September 14th. (Continued from…). I started to walk again at Fort Yargo State Park in Winder, Georgia. One of my favorite walks is from the Group Shelter A to the Old Fort and back.This is a rewarding walk for viewing wildflowers and I’ve This is a rewarding walk for viewing wildflowers and I’ve been walking it every week and documenting the wildflowers that I see.
The spring wildflowers have finished blooming; it’s time to watch the developing fruit. Summer wildflowers were still blooming but it was time to turn attention to the fungi in the woods. The fall mushroom season had begun as well.
In the sunny location under the power lines, several Virginia Meadowbeaury (Rhexia virginica) plants were still blooming. These had been blooming for some time.
The Strawberry Bush (Euonymus americanus), whose leaves had turned red, was still dominating the area.
The berries on the Solomon’s Seal (Polygonatum biflorum), that had been black for a couple of weeks, were still hanging on the plants.
I was surprised to see some ‘Honeycomb’ Coral Slime (Ceratiomyxa fruticulosa var. porioides) fruiting bodies on a rotting log by the first bridge. I’d seen them here before but didn’t expect to see them again until next year.
Just over the first bridge, I found more Turkey Tails (Trametes versicolor) growing on a log by the lake shore. In contrast to the Turkey Tails on the log in the open woods, which were shades of gray, these were shades of brown.
Their white undersides, with pores, confirmed that they were Turkey Tails.
The seed capsules were still developing on the Pipsissewa (Chimaphila maculata); these take a long time to ripen.
The fruit on the Eastern Sweetshrub (Calycanthus floridus), completely ripe a couple of weeks previously, was still attached to the bush.
Nearby, I found a fallen branch with a lichen with fruiting bodies. This lichen was the Perforated Ruffle Lichen (Parmotrema perforatum) because of the holes in the bottom of the fruiting bodies.

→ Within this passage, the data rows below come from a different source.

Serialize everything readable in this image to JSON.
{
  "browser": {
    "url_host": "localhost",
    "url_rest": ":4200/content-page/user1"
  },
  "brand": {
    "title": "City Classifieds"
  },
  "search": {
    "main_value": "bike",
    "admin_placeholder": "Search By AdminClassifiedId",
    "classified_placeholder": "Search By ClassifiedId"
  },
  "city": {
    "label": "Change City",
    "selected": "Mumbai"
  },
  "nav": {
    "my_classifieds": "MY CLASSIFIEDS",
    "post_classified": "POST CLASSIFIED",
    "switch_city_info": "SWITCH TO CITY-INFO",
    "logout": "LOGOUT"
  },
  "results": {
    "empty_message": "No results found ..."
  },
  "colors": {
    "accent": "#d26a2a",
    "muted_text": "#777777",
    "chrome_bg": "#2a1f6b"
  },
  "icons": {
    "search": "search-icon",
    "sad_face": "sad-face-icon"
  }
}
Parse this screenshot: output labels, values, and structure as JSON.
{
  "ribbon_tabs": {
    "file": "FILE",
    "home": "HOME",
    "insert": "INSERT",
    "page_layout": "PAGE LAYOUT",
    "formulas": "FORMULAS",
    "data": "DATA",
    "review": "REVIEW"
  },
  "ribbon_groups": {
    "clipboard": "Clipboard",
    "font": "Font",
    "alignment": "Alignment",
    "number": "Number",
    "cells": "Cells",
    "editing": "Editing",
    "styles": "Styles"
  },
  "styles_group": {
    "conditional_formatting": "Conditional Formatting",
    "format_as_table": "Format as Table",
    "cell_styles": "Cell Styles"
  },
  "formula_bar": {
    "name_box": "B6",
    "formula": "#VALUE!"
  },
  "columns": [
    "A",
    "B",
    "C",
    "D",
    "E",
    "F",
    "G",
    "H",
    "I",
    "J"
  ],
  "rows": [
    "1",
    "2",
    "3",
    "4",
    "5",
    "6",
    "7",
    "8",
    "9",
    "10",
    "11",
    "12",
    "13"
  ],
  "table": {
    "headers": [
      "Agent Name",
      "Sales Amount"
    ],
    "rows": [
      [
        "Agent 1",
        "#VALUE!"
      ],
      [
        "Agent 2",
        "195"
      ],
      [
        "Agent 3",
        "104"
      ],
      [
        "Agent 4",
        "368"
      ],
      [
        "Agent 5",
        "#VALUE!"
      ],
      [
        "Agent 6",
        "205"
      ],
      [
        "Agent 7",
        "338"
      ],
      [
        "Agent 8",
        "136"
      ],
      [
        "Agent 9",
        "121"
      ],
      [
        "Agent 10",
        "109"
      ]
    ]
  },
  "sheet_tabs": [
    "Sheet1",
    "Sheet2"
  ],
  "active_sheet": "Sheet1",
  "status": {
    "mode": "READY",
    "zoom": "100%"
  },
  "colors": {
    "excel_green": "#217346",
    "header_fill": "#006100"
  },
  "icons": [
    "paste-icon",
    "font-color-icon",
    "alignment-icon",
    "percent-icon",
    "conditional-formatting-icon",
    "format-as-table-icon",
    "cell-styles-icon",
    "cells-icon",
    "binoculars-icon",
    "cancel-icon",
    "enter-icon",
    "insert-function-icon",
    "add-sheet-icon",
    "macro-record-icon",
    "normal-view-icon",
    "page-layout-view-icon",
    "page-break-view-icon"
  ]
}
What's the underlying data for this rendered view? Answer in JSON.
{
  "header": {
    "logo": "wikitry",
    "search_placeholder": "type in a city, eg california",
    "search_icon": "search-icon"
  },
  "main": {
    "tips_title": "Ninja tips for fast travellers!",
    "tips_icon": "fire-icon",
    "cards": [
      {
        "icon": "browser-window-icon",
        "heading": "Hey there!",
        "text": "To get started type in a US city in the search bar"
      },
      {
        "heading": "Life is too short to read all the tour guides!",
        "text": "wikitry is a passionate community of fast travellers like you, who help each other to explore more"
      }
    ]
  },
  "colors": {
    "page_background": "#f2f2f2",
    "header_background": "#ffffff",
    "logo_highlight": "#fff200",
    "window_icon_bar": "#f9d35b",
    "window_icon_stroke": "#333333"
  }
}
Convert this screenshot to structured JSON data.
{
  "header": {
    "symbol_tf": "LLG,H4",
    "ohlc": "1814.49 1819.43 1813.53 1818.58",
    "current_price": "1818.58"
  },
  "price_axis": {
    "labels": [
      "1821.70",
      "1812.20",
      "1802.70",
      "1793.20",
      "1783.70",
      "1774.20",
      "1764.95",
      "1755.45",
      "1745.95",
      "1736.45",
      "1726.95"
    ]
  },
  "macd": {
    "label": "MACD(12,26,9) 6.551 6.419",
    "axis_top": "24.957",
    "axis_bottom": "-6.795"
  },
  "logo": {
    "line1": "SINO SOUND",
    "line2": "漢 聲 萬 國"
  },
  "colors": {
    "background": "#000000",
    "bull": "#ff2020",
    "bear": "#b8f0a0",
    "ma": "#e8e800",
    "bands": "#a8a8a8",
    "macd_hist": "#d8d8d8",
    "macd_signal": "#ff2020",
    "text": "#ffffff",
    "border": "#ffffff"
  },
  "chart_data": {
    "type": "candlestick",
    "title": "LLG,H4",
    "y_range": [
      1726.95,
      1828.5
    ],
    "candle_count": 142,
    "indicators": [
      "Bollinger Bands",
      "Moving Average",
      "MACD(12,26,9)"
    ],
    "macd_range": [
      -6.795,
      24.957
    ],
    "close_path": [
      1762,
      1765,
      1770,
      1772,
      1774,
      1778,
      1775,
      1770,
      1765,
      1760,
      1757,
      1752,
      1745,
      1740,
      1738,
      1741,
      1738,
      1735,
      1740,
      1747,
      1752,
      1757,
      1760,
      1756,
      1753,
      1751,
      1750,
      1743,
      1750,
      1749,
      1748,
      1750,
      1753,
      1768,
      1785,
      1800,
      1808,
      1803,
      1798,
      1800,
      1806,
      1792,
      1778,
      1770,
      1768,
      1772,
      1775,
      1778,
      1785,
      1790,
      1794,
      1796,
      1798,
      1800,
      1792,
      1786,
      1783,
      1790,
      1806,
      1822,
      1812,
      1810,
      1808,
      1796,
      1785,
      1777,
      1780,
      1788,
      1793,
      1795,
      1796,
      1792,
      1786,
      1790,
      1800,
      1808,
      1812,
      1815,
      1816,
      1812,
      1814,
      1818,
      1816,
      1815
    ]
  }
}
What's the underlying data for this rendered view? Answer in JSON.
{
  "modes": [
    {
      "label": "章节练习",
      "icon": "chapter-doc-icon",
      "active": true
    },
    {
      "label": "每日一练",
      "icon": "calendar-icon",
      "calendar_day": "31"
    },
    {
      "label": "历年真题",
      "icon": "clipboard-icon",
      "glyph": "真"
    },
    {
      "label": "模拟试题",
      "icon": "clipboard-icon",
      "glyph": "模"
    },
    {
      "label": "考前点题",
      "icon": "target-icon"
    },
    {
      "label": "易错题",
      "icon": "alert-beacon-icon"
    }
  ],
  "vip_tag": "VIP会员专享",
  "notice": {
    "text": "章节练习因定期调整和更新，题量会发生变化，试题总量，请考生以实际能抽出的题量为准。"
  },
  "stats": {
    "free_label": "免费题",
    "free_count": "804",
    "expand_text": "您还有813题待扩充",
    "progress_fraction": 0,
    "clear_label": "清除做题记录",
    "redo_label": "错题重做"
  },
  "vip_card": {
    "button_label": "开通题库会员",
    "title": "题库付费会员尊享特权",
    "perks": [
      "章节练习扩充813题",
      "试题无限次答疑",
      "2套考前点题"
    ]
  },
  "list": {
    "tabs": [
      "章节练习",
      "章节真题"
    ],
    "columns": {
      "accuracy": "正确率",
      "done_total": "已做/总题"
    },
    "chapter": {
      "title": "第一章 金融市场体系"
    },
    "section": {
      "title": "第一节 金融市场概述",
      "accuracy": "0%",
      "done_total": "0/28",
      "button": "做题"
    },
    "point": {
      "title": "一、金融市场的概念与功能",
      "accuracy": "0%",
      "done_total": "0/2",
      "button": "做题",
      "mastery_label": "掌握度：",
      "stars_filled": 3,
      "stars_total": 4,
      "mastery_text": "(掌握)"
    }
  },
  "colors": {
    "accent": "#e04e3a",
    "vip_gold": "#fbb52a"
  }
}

The seed capsules and flower buds on the witchhazel (Hamamelis sp.) were still unchanged.
When I reached the bridge to the Fishing Area, I found another young Yellow-bellied Slider (Trachomys scripta scripta) sunning itself on a floating log – or maybe it was the same slider that I’d seen on several occasions.
The fruits on the Buttonbush (Cephalanthus occidentalis) were still unchanged from the previous week. It was easy to see which flowers had been fertilized; their fruits were quite swollen compared with those that hadn’t been fertilized.
To the right of the Buttonbush, a Narrowleaf Silkgrass (Pityopsis graminifolia) plant was blooming. This was the only place that I saw this species on either of the trails I’d been walking.
My final find, before I walked on to the ‘Rock Garden,’ was a patch of Dog Vomit/Scrambled Egg slime mold (Fuligo septica) fruiting body. This patch was orange-brown compared with the light yellow patches that I had seen previously.
(To be continued…)
Native and Naturalized Plants of the Carolinas and Georgia: Rhexia virginica
Native and Naturalized Plants of the Carolinas and Georgia: Euonymus americanus
Native and Naturalized Plants of the Carolinas and Georgia: Solomon’s Seal (Polygonatum biflorum)
University of Guelph: Ceratiomyxa fruticulosa var. porioides
Mushroom Expert. Kuo, M. (2005 March). Trametes versicolor. The turkey tail.
Native and Naturalized Plants of the Carolinas and Georgia: Pipsissewa (Chimaphila maculata)
Mushroom Expert. Kuo, M. (2008, December). Stereum ostrea
Native and Naturalized Plants of the Carolinas and Georgia: Eastern Sweetshrub (Calycanthus floridus)
Native and Naturalized Plants of the Carolinas and Georgia: Rhododendron canescens
Consortium of North American Lichen Herbaria: Parmotrema perforatum
Savannah River Ecology Laboratory: Yellow-bellied Slider (Trachemys scripta)
Native and Naturalized Plants of the Carolinas and Georgia: Buttonbush (Cephalanthus occidentalis)
Native and Naturalized Plants of the Carolinas and Georgia: Pityopsis graminifolia
Messiah College: Fuligo septica